Republican leaders have said they would adhere to so-called regular order — bringing all 12 annual spending bills to the House floor individually before the start of the new fiscal year. But that almost never happens and is even more unlikely this year, because lawmakers are already months behind schedule and there’s no agreement between the parties on overall spending levels.
Jennifer Hing, a spokeswoman for the Appropriations panel, said in an email that Chairman Rodney Frelinghuysen, R-N.J., is “committed to passing all 12 appropriations bills through regular order.”
Because of the extremely compressed calendar, Graves and other Republicans said it makes sense to fast-forward past the floor work on individual spending bills. They emphasized the catchall package would be a conservative piece of legislation, rather than the compromise measures that are often hashed out in private by Republican and Democratic leaders.
“What Tom’s talking about, and I think it’s a very, very good idea, is just write a Republican omnibus up front and have a big fight over that,” said Rep. Tom Cole of Oklahoma, a senior Republican appropriator. “We would have a very clear statement of Republican principles.”
“I think it has a lot of merit, and it had a lot of appeal today, so we’ll see where we go,” he added.
Rep. Mike Simpson of Idaho, another top GOP appropriator, said the idea was “interesting and worth looking at.”
“If we end up with an omnibus, why not think about it now?” Simpson told CQ Roll Call.
Cole said Graves did not propose how to address topline spending levels, which are set to decrease in fiscal 2018 for both defense and nondefense discretionary spending unless Congress reaches a new budget agreement to change the statutory limits set in a 2011 deficit control law.
Even if House Republicans are able to cobble together an omnibus and pass it before August — a monumental task, given the short time frame and the typical opposition of many Republicans to large spending bills — the legislation would likely be dead on arrival in the Senate, where Democrats will be needed to pass any spending bills for fiscal 2018.
Cole said he also warned members of that likelihood, pointing out that Senate rules require 60 votes to take up most legislation and there are only 52 Republicans in the chamber.

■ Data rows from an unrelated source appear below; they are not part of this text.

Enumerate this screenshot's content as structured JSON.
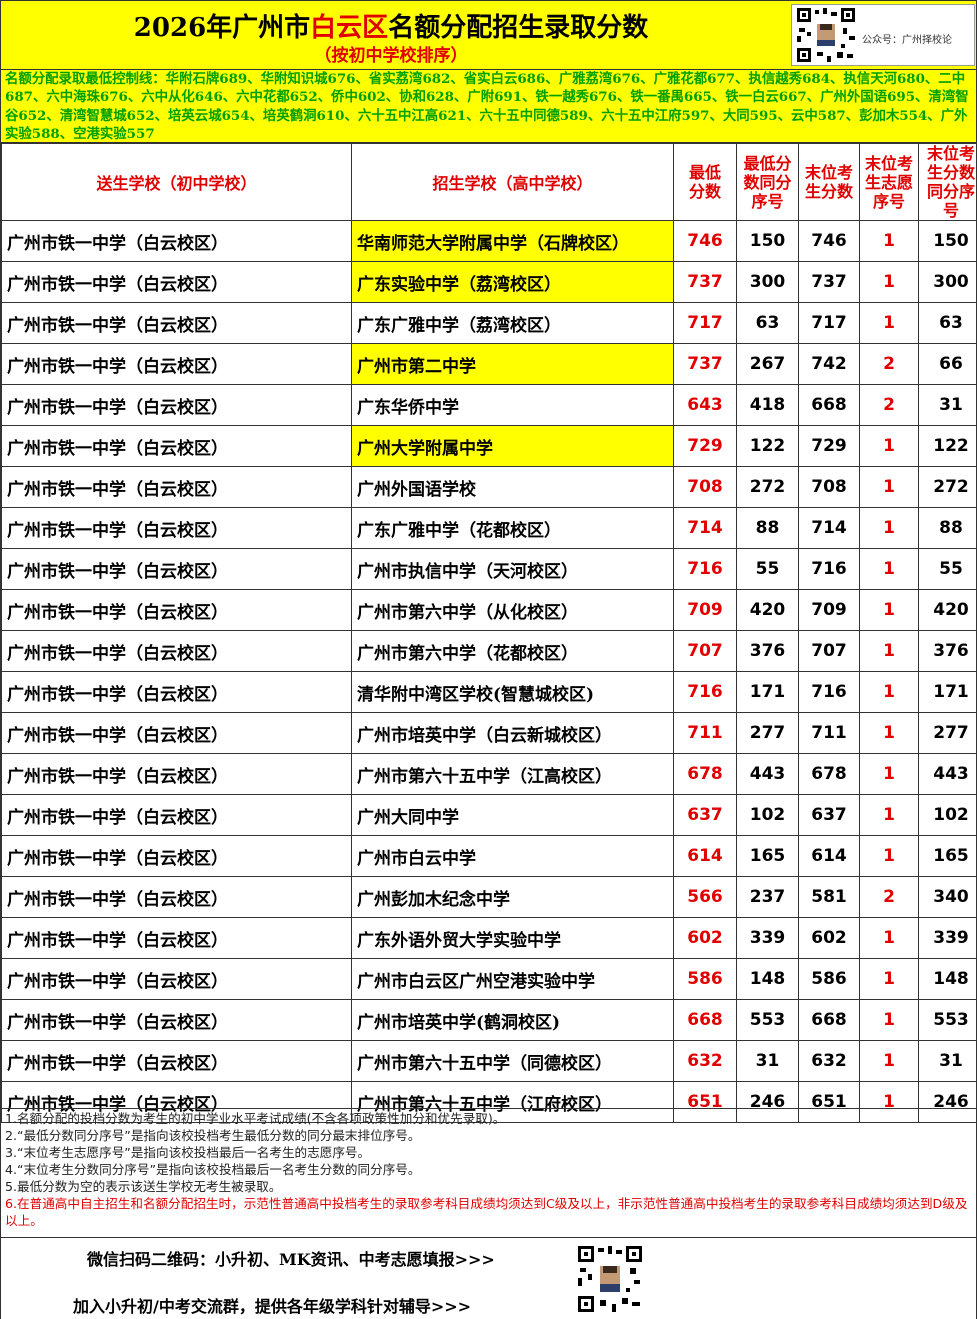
{
  "header": {
    "title_pre": "2026年广州市",
    "title_red": "白云区",
    "title_post": "名额分配招生录取分数",
    "subtitle": "（按初中学校排序）",
    "qr_label": "公众号：广州择校论"
  },
  "control_text": "名额分配录取最低控制线：华附石牌689、华附知识城676、省实荔湾682、省实白云686、广雅荔湾676、广雅花都677、执信越秀684、执信天河680、二中687、六中海珠676、六中从化646、六中花都652、侨中602、协和628、广附691、铁一越秀676、铁一番禺665、铁一白云667、广州外国语695、清湾智谷652、清湾智慧城652、培英云城654、培英鹤洞610、六十五中江高621、六十五中同德589、六十五中江府597、大同595、云中587、彭加木554、广外实验588、空港实验557",
  "columns": {
    "send": "送生学校（初中学校）",
    "recv": "招生学校（高中学校）",
    "min_score": "最低分数",
    "min_rank": "最低分数同分序号",
    "last_score": "末位考生分数",
    "last_vol": "末位考生志愿序号",
    "last_rank": "末位考生分数同分序号"
  },
  "rows": [
    {
      "send": "广州市铁一中学（白云校区）",
      "recv": "华南师范大学附属中学（石牌校区）",
      "hl": true,
      "score": "746",
      "rank": "150",
      "last": "746",
      "vol": "1",
      "lrank": "150"
    },
    {
      "send": "广州市铁一中学（白云校区）",
      "recv": "广东实验中学（荔湾校区）",
      "hl": true,
      "score": "737",
      "rank": "300",
      "last": "737",
      "vol": "1",
      "lrank": "300"
    },
    {
      "send": "广州市铁一中学（白云校区）",
      "recv": "广东广雅中学（荔湾校区）",
      "hl": false,
      "score": "717",
      "rank": "63",
      "last": "717",
      "vol": "1",
      "lrank": "63"
    },
    {
      "send": "广州市铁一中学（白云校区）",
      "recv": "广州市第二中学",
      "hl": true,
      "score": "737",
      "rank": "267",
      "last": "742",
      "vol": "2",
      "lrank": "66"
    },
    {
      "send": "广州市铁一中学（白云校区）",
      "recv": "广东华侨中学",
      "hl": false,
      "score": "643",
      "rank": "418",
      "last": "668",
      "vol": "2",
      "lrank": "31"
    },
    {
      "send": "广州市铁一中学（白云校区）",
      "recv": "广州大学附属中学",
      "hl": true,
      "score": "729",
      "rank": "122",
      "last": "729",
      "vol": "1",
      "lrank": "122"
    },
    {
      "send": "广州市铁一中学（白云校区）",
      "recv": "广州外国语学校",
      "hl": false,
      "score": "708",
      "rank": "272",
      "last": "708",
      "vol": "1",
      "lrank": "272"
    },
    {
      "send": "广州市铁一中学（白云校区）",
      "recv": "广东广雅中学（花都校区）",
      "hl": false,
      "score": "714",
      "rank": "88",
      "last": "714",
      "vol": "1",
      "lrank": "88"
    },
    {
      "send": "广州市铁一中学（白云校区）",
      "recv": "广州市执信中学（天河校区）",
      "hl": false,
      "score": "716",
      "rank": "55",
      "last": "716",
      "vol": "1",
      "lrank": "55"
    },
    {
      "send": "广州市铁一中学（白云校区）",
      "recv": "广州市第六中学（从化校区）",
      "hl": false,
      "score": "709",
      "rank": "420",
      "last": "709",
      "vol": "1",
      "lrank": "420"
    },
    {
      "send": "广州市铁一中学（白云校区）",
      "recv": "广州市第六中学（花都校区）",
      "hl": false,
      "score": "707",
      "rank": "376",
      "last": "707",
      "vol": "1",
      "lrank": "376"
    },
    {
      "send": "广州市铁一中学（白云校区）",
      "recv": "清华附中湾区学校(智慧城校区)",
      "hl": false,
      "score": "716",
      "rank": "171",
      "last": "716",
      "vol": "1",
      "lrank": "171"
    },
    {
      "send": "广州市铁一中学（白云校区）",
      "recv": "广州市培英中学（白云新城校区）",
      "hl": false,
      "score": "711",
      "rank": "277",
      "last": "711",
      "vol": "1",
      "lrank": "277"
    },
    {
      "send": "广州市铁一中学（白云校区）",
      "recv": "广州市第六十五中学（江高校区）",
      "hl": false,
      "score": "678",
      "rank": "443",
      "last": "678",
      "vol": "1",
      "lrank": "443"
    },
    {
      "send": "广州市铁一中学（白云校区）",
      "recv": "广州大同中学",
      "hl": false,
      "score": "637",
      "rank": "102",
      "last": "637",
      "vol": "1",
      "lrank": "102"
    },
    {
      "send": "广州市铁一中学（白云校区）",
      "recv": "广州市白云中学",
      "hl": false,
      "score": "614",
      "rank": "165",
      "last": "614",
      "vol": "1",
      "lrank": "165"
    },
    {
      "send": "广州市铁一中学（白云校区）",
      "recv": "广州彭加木纪念中学",
      "hl": false,
      "score": "566",
      "rank": "237",
      "last": "581",
      "vol": "2",
      "lrank": "340"
    },
    {
      "send": "广州市铁一中学（白云校区）",
      "recv": "广东外语外贸大学实验中学",
      "hl": false,
      "score": "602",
      "rank": "339",
      "last": "602",
      "vol": "1",
      "lrank": "339"
    },
    {
      "send": "广州市铁一中学（白云校区）",
      "recv": "广州市白云区广州空港实验中学",
      "hl": false,
      "score": "586",
      "rank": "148",
      "last": "586",
      "vol": "1",
      "lrank": "148"
    },
    {
      "send": "广州市铁一中学（白云校区）",
      "recv": "广州市培英中学(鹤洞校区)",
      "hl": false,
      "score": "668",
      "rank": "553",
      "last": "668",
      "vol": "1",
      "lrank": "553"
    },
    {
      "send": "广州市铁一中学（白云校区）",
      "recv": "广州市第六十五中学（同德校区）",
      "hl": false,
      "score": "632",
      "rank": "31",
      "last": "632",
      "vol": "1",
      "lrank": "31"
    },
    {
      "send": "广州市铁一中学（白云校区）",
      "recv": "广州市第六十五中学（江府校区）",
      "hl": false,
      "score": "651",
      "rank": "246",
      "last": "651",
      "vol": "1",
      "lrank": "246"
    }
  ],
  "notes": [
    "1.名额分配的投档分数为考生的初中学业水平考试成绩(不含各项政策性加分和优先录取)。",
    "2.“最低分数同分序号”是指向该校投档考生最低分数的同分最末排位序号。",
    "3.“末位考生志愿序号”是指向该校投档最后一名考生的志愿序号。",
    "4.“末位考生分数同分序号”是指向该校投档最后一名考生分数的同分序号。",
    "5.最低分数为空的表示该送生学校无考生被录取。",
    "6.在普通高中自主招生和名额分配招生时，示范性普通高中投档考生的录取参考科目成绩均须达到C级及以上，非示范性普通高中投档考生的录取参考科目成绩均须达到D级及以上。"
  ],
  "footer": {
    "line1": "微信扫码二维码：小升初、MK资讯、中考志愿填报>>>",
    "line2": "加入小升初/中考交流群，提供各年级学科针对辅导>>>"
  }
}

“Let’s not get away from a fundamental reality: at the end of the day, we will sit down with the Democrats because this process has to be bipartisan as long as the Senate has the rule of 60,” he said.

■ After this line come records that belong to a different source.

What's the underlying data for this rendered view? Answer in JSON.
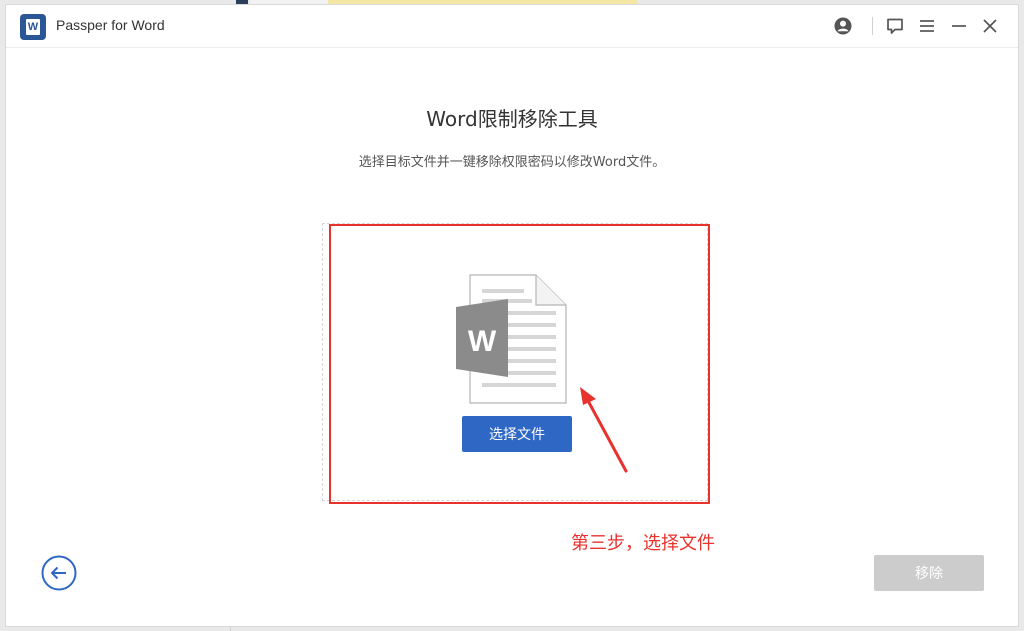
{
  "app": {
    "title": "Passper for Word",
    "logo_letter": "W"
  },
  "titlebar": {
    "icons": [
      "account-icon",
      "feedback-icon",
      "menu-icon",
      "minimize-icon",
      "close-icon"
    ]
  },
  "main": {
    "title": "Word限制移除工具",
    "subtitle": "选择目标文件并一键移除权限密码以修改Word文件。",
    "doc_badge_letter": "W",
    "select_button_label": "选择文件"
  },
  "annotation": {
    "step_text": "第三步，选择文件",
    "color": "#e8322e"
  },
  "footer": {
    "remove_button_label": "移除",
    "remove_button_enabled": false
  },
  "colors": {
    "accent": "#2e67c4",
    "logo": "#2b5797",
    "annotation_red": "#e8322e",
    "disabled": "#cccccc"
  }
}
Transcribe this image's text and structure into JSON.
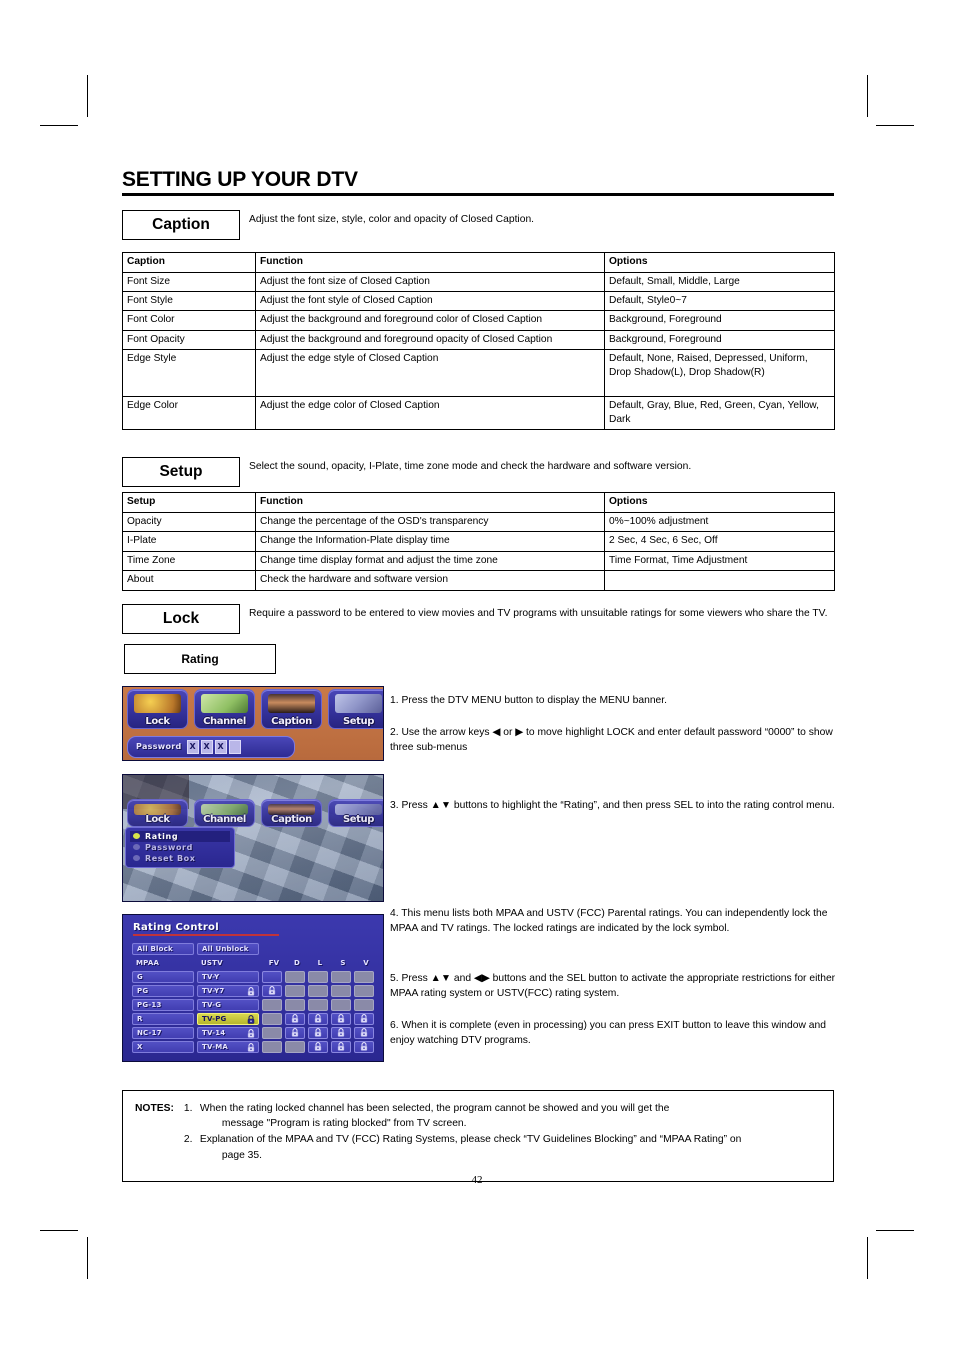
{
  "page": {
    "title": "SETTING UP YOUR DTV",
    "number": "42"
  },
  "caption_section": {
    "label": "Caption",
    "description": "Adjust the font size, style, color and opacity of Closed Caption.",
    "table": {
      "headers": [
        "Caption",
        "Function",
        "Options"
      ],
      "rows": [
        [
          "Font Size",
          "Adjust the font size of Closed Caption",
          "Default, Small, Middle, Large"
        ],
        [
          "Font Style",
          "Adjust the font style of Closed Caption",
          "Default, Style0~7"
        ],
        [
          "Font Color",
          "Adjust the background and foreground color of Closed Caption",
          "Background, Foreground"
        ],
        [
          "Font Opacity",
          "Adjust the background and foreground opacity of Closed Caption",
          "Background, Foreground"
        ],
        [
          "Edge Style",
          "Adjust the edge style of Closed Caption",
          "Default, None, Raised, Depressed, Uniform, Drop Shadow(L), Drop Shadow(R)"
        ],
        [
          "Edge Color",
          "Adjust the edge color of Closed Caption",
          "Default, Gray, Blue, Red, Green, Cyan, Yellow, Dark"
        ]
      ]
    }
  },
  "setup_section": {
    "label": "Setup",
    "description": "Select the sound, opacity, I-Plate, time zone mode and check the hardware and software version.",
    "table": {
      "headers": [
        "Setup",
        "Function",
        "Options"
      ],
      "rows": [
        [
          "Opacity",
          "Change the percentage of the OSD's transparency",
          "0%~100% adjustment"
        ],
        [
          "I-Plate",
          "Change the Information-Plate display time",
          "2 Sec, 4 Sec, 6 Sec, Off"
        ],
        [
          "Time Zone",
          "Change time display format and adjust the time zone",
          "Time Format, Time Adjustment"
        ],
        [
          "About",
          "Check the hardware and software version",
          ""
        ]
      ]
    }
  },
  "lock_section": {
    "label": "Lock",
    "description": "Require a password to be entered to view movies and TV programs with unsuitable ratings for some viewers who share the TV.",
    "rating_label": "Rating"
  },
  "steps": [
    "1. Press the DTV MENU button to display the MENU banner.",
    "2. Use the arrow keys ◀ or ▶ to move highlight LOCK and enter default password “0000” to show three sub-menus",
    "3. Press ▲▼ buttons to highlight the “Rating”, and then press SEL to into the rating control menu.",
    "4. This menu lists both MPAA and USTV (FCC) Parental ratings. You can independently lock the MPAA and TV ratings. The locked ratings are indicated by the lock symbol.",
    "5. Press ▲▼ and ◀▶ buttons and the SEL button to activate the appropriate restrictions for either MPAA rating system or USTV(FCC) rating system.",
    "6. When it is complete (even in processing) you can press EXIT button to leave this window and enjoy watching DTV programs."
  ],
  "osd_banner": {
    "tabs": [
      "Lock",
      "Channel",
      "Caption",
      "Setup"
    ],
    "password_label": "Password",
    "password_cells": [
      "X",
      "X",
      "X",
      ""
    ]
  },
  "osd_submenu": {
    "tabs": [
      "Lock",
      "Channel",
      "Caption",
      "Setup"
    ],
    "items": [
      "Rating",
      "Password",
      "Reset Box"
    ],
    "selected": "Rating"
  },
  "rating_control": {
    "title": "Rating Control",
    "all_block_label": "All Block",
    "all_unblock_label": "All Unblock",
    "col_mpaa_header": "MPAA",
    "col_ustv_header": "USTV",
    "content_headers": [
      "FV",
      "D",
      "L",
      "S",
      "V"
    ],
    "rows": [
      {
        "mpaa": "G",
        "ustv": "TV-Y",
        "ustv_locked": false,
        "flags": [
          false,
          false,
          false,
          false,
          false
        ],
        "flag_active": [
          true,
          false,
          false,
          false,
          false
        ],
        "highlighted": false
      },
      {
        "mpaa": "PG",
        "ustv": "TV-Y7",
        "ustv_locked": true,
        "flags": [
          true,
          false,
          false,
          false,
          false
        ],
        "flag_active": [
          true,
          false,
          false,
          false,
          false
        ],
        "highlighted": false
      },
      {
        "mpaa": "PG-13",
        "ustv": "TV-G",
        "ustv_locked": false,
        "flags": [
          false,
          false,
          false,
          false,
          false
        ],
        "flag_active": [
          false,
          false,
          false,
          false,
          false
        ],
        "highlighted": false
      },
      {
        "mpaa": "R",
        "ustv": "TV-PG",
        "ustv_locked": true,
        "flags": [
          false,
          true,
          true,
          true,
          true
        ],
        "flag_active": [
          false,
          true,
          true,
          true,
          true
        ],
        "highlighted": true
      },
      {
        "mpaa": "NC-17",
        "ustv": "TV-14",
        "ustv_locked": true,
        "flags": [
          false,
          true,
          true,
          true,
          true
        ],
        "flag_active": [
          false,
          true,
          true,
          true,
          true
        ],
        "highlighted": false
      },
      {
        "mpaa": "X",
        "ustv": "TV-MA",
        "ustv_locked": true,
        "flags": [
          false,
          false,
          true,
          true,
          true
        ],
        "flag_active": [
          false,
          false,
          true,
          true,
          true
        ],
        "highlighted": false
      }
    ]
  },
  "notes": {
    "label": "NOTES:",
    "items": [
      {
        "num": "1.",
        "lines": [
          "When the rating locked channel has been selected, the program cannot be showed and you will get the",
          "message \"Program is rating blocked\" from TV screen."
        ]
      },
      {
        "num": "2.",
        "lines": [
          "Explanation of the MPAA and TV (FCC) Rating Systems, please check “TV Guidelines Blocking” and “MPAA Rating” on",
          "page 35."
        ]
      }
    ]
  }
}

Graves said he hasn’t yet talked to any senators about his idea.
Passing a GOP-crafted omnibus out of the House could still give Republicans a leg up on messaging, though.
Cole said Republicans would go home to their districts during the recess to tout the legislation, giving them a head start on selling their spending plans to the public ahead of the inevitable fight with Democrats before the Sept. 30 deadline.

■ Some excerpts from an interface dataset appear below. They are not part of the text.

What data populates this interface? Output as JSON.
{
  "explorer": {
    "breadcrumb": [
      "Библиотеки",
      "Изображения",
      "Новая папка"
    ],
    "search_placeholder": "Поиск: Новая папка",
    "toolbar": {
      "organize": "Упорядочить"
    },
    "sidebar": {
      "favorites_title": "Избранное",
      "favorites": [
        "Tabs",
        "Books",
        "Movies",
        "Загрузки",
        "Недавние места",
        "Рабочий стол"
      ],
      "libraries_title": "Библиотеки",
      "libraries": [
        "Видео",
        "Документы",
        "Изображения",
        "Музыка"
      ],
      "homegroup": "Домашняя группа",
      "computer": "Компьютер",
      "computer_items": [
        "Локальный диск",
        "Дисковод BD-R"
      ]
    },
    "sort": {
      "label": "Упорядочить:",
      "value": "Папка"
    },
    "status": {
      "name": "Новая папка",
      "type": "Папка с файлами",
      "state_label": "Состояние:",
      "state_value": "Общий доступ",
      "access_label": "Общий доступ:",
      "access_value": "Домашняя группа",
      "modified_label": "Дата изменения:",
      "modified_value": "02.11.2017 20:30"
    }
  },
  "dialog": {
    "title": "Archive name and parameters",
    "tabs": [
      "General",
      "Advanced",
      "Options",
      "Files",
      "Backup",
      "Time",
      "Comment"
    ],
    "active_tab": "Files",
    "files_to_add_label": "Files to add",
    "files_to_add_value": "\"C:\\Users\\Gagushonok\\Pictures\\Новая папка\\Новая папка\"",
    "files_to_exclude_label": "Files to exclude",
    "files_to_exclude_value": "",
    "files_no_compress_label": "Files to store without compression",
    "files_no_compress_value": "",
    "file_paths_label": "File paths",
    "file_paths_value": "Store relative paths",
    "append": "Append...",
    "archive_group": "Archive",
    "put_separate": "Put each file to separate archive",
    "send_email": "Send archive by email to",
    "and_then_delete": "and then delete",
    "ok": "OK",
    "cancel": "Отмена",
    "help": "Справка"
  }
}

“We would pass it before August, and that’s what we would go home to — to talk about and to position our leadership to negotiate in the fall, when we’re going to have to do it anyway,” he said.
Graves said that after Congress finally wrapped up a disjointed fiscal 2017 appropriations process earlier this month with an omnibus package, more than seven months into the fiscal year, he started talking to other House members about a better path forward for fiscal 2018.
He said the idea of immediately passing a 12-bill package would mirror the spending processes used by many state legislatures, including the Georgia General Assembly, where he served before joining Congress.
Paul M. Krawzak contributed to this report.